PROBLEM DESCRIPTION: For every entry, output the exact wording.
******
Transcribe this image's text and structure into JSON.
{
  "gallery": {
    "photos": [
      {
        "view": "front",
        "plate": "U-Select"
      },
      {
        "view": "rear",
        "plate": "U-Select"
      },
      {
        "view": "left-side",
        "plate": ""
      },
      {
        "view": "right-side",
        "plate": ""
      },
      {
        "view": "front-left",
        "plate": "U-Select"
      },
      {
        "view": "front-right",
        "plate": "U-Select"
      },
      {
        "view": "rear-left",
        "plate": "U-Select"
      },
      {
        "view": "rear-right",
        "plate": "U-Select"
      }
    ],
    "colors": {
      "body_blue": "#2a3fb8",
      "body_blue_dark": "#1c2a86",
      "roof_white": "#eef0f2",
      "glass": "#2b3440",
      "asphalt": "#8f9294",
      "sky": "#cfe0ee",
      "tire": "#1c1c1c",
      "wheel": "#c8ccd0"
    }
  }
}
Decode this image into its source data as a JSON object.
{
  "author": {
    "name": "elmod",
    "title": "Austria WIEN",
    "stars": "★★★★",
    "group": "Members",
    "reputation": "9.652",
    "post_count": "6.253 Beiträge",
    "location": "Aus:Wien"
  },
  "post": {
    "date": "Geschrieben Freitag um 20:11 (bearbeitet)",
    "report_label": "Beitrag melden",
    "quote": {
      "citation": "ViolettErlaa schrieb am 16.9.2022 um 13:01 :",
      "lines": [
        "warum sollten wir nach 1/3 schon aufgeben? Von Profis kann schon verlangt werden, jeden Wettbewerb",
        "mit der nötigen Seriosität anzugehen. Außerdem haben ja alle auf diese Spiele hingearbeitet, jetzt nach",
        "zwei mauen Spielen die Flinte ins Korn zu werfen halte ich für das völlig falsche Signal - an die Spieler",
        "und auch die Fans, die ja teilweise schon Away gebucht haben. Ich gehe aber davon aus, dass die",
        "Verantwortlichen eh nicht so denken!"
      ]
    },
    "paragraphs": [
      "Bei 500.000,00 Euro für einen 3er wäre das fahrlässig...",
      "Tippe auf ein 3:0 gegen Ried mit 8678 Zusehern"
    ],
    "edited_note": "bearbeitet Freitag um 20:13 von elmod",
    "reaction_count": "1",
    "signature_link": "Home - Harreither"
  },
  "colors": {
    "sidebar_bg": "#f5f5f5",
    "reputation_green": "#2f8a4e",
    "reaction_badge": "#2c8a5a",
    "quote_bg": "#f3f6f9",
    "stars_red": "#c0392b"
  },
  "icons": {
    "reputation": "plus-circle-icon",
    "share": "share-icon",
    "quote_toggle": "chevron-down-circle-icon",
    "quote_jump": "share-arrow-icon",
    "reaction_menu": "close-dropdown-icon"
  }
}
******
TASK SOLUTION:
Transcribe this image's text and structure into JSON.
{
  "gallery": {
    "photos": [
      {
        "view": "front",
        "plate": "U-Select"
      },
      {
        "view": "rear",
        "plate": "U-Select"
      },
      {
        "view": "left-side",
        "plate": ""
      },
      {
        "view": "right-side",
        "plate": ""
      },
      {
        "view": "front-left",
        "plate": "U-Select"
      },
      {
        "view": "front-right",
        "plate": "U-Select"
      },
      {
        "view": "rear-left",
        "plate": "U-Select"
      },
      {
        "view": "rear-right",
        "plate": "U-Select"
      }
    ],
    "colors": {
      "body_blue": "#2a3fb8",
      "body_blue_dark": "#1c2a86",
      "roof_white": "#eef0f2",
      "glass": "#2b3440",
      "asphalt": "#8f9294",
      "sky": "#cfe0ee",
      "tire": "#1c1c1c",
      "wheel": "#c8ccd0"
    }
  }
}
Decode this image into its source data as a JSON object.
{
  "author": {
    "name": "elmod",
    "title": "Austria WIEN",
    "stars": "★★★★",
    "group": "Members",
    "reputation": "9.652",
    "post_count": "6.253 Beiträge",
    "location": "Aus:Wien"
  },
  "post": {
    "date": "Geschrieben Freitag um 20:11 (bearbeitet)",
    "report_label": "Beitrag melden",
    "quote": {
      "citation": "ViolettErlaa schrieb am 16.9.2022 um 13:01 :",
      "lines": [
        "warum sollten wir nach 1/3 schon aufgeben? Von Profis kann schon verlangt werden, jeden Wettbewerb",
        "mit der nötigen Seriosität anzugehen. Außerdem haben ja alle auf diese Spiele hingearbeitet, jetzt nach",
        "zwei mauen Spielen die Flinte ins Korn zu werfen halte ich für das völlig falsche Signal - an die Spieler",
        "und auch die Fans, die ja teilweise schon Away gebucht haben. Ich gehe aber davon aus, dass die",
        "Verantwortlichen eh nicht so denken!"
      ]
    },
    "paragraphs": [
      "Bei 500.000,00 Euro für einen 3er wäre das fahrlässig...",
      "Tippe auf ein 3:0 gegen Ried mit 8678 Zusehern"
    ],
    "edited_note": "bearbeitet Freitag um 20:13 von elmod",
    "reaction_count": "1",
    "signature_link": "Home - Harreither"
  },
  "colors": {
    "sidebar_bg": "#f5f5f5",
    "reputation_green": "#2f8a4e",
    "reaction_badge": "#2c8a5a",
    "quote_bg": "#f3f6f9",
    "stars_red": "#c0392b"
  },
  "icons": {
    "reputation": "plus-circle-icon",
    "share": "share-icon",
    "quote_toggle": "chevron-down-circle-icon",
    "quote_jump": "share-arrow-icon",
    "reaction_menu": "close-dropdown-icon"
  }
}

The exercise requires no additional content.